Holidays and evenings are some of the busiest times for restaurants, so don’t expect to have these times off. I’ve been pretty fortunate in managing to obtain primarily day shifts wherever I’ve worked, but unless the restaurant was closed on a holiday, I was there working a normal schedule. What’s even better is I’ve never received holiday pay.
–Fast-food isn’t a great place to make a career…but it’s a great place to learn to hustle.
Even though you won’t be doing any real cooking at McDonald’s or Burger King, the sink-or-swim fast-paced environment will teach you to multitask at a level you never thought was humanly possible (a good reason to take it a little easier the next time a high school kid screws up your order.
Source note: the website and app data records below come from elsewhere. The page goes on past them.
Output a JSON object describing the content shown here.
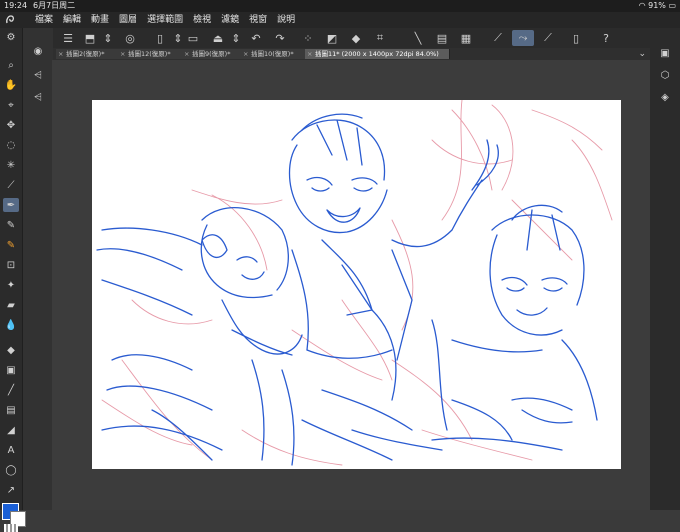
{
  "status_bar": {
    "time": "19:24",
    "date": "6月7日周二",
    "battery": "91%"
  },
  "menu": {
    "items": [
      "檔案",
      "編輯",
      "動畫",
      "圖層",
      "選擇範圍",
      "檢視",
      "濾鏡",
      "視窗",
      "說明"
    ]
  },
  "tabs": [
    {
      "label": "插圖2(復原)*"
    },
    {
      "label": "插圖12(復原)*"
    },
    {
      "label": "插圖9(復原)*"
    },
    {
      "label": "插圖10(復原)*"
    },
    {
      "label": "插圖11* (2000 x 1400px 72dpi 84.0%)",
      "active": true
    }
  ],
  "colors": {
    "main": "#1a5fd6",
    "sub": "#ffffff",
    "sketch_blue": "#2a5bd0",
    "sketch_pink": "#e79aa8"
  }
}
You probably couldn’t handle their job well either). A fast-food position could be a great way to learn to pick up the pace.
–If you have a food allergy, notify the restaurant BEFORE you plan on eating there.
While in the land of Food Network cooking shows and Martha Stewart wannabes everyone does their job perfectly and never, ever cross-contaminates anything, this certainly isn’t the case in the real world. So, as a common courtesy to the kitchen and wait staff (and as a favor to yourself), let the restaurant know well in advance about your allergy and what you can and can’t have. This will give them time to set up a sanitized, fresh area with a new, clean cutting board and cookware. If your allergy is serious and could send you to the hospital, you may want to consider not eating out at all. Why? Remember how little you knew about your allergy and what you could and couldn’t have until you were actually diagnosed? This is the position most cooks are in. The majority of them won’t even know where or what to look for, so don’t expect them to be able to figure it out.
–Speaking of cooking shows, most meals really DO take more than 30 minutes to prepare (sorry Rachael Ray).
Ever hear of the term “prep work”? It’s what cooks do in order to help your dinner at a restaurant make it to the table a little faster. We do as much as we can ahead of time (dice and slice, bake and par-cook) so that you’re not waiting forever to eat. Now, this will vary depending on the restaurant (gourmet restaurants take longer because they want your food to be as fresh and unadulterated as possible when it’s served). Oh, and don’t forget about all the items that come in already prepared as mentioned above.
–Hospitality Management sounds great, until you try to put it to use in the real world.
A lot of Hospitality Management majors probably spent years working as a server before they managed to land an actual management position. And some, even if they do obtain a management position, may still have to do a lot of the grunt work they did as a server. Being a manager (especially in foodservice) isn’t all it’s cracked up to be if you were hoping for a cushiony desk job. If any of your employees call off work and you can’t find a replacement at the last minute, guess who gets to work that shift? You. If your servers get swamped and need a little help serving or cleaning up the dining room, you get to pitch in. So, depending on who you work for, you may land that management position, but you may also be resorting back to your server days quite frequently.
–If you’ve ever watched FoodNetwork’s “Restaurant Impossible,” then you’ve had a pretty good glimpse into most foodservice establishments.
Unfortunately, even the most heinous offenses portrayed on the show are commonplace in most restaurants. A lot of it can be traced back to poorly trained workers, and a lot has to do with laziness. Foodservice is hard work—there’s no doubt about it. And, unfortunately, some people just find it too difficult to maintain higher standards without it completely exhausting them. Thankfully, there are people like Robert Irvine to not only expose but try to fix these issues.
These are most of the major points I can think of for now in relation to foodservice misconceptions. I hope you’ve learned something in reading this, and I’ll be sure to post updates as more ideas come to mind.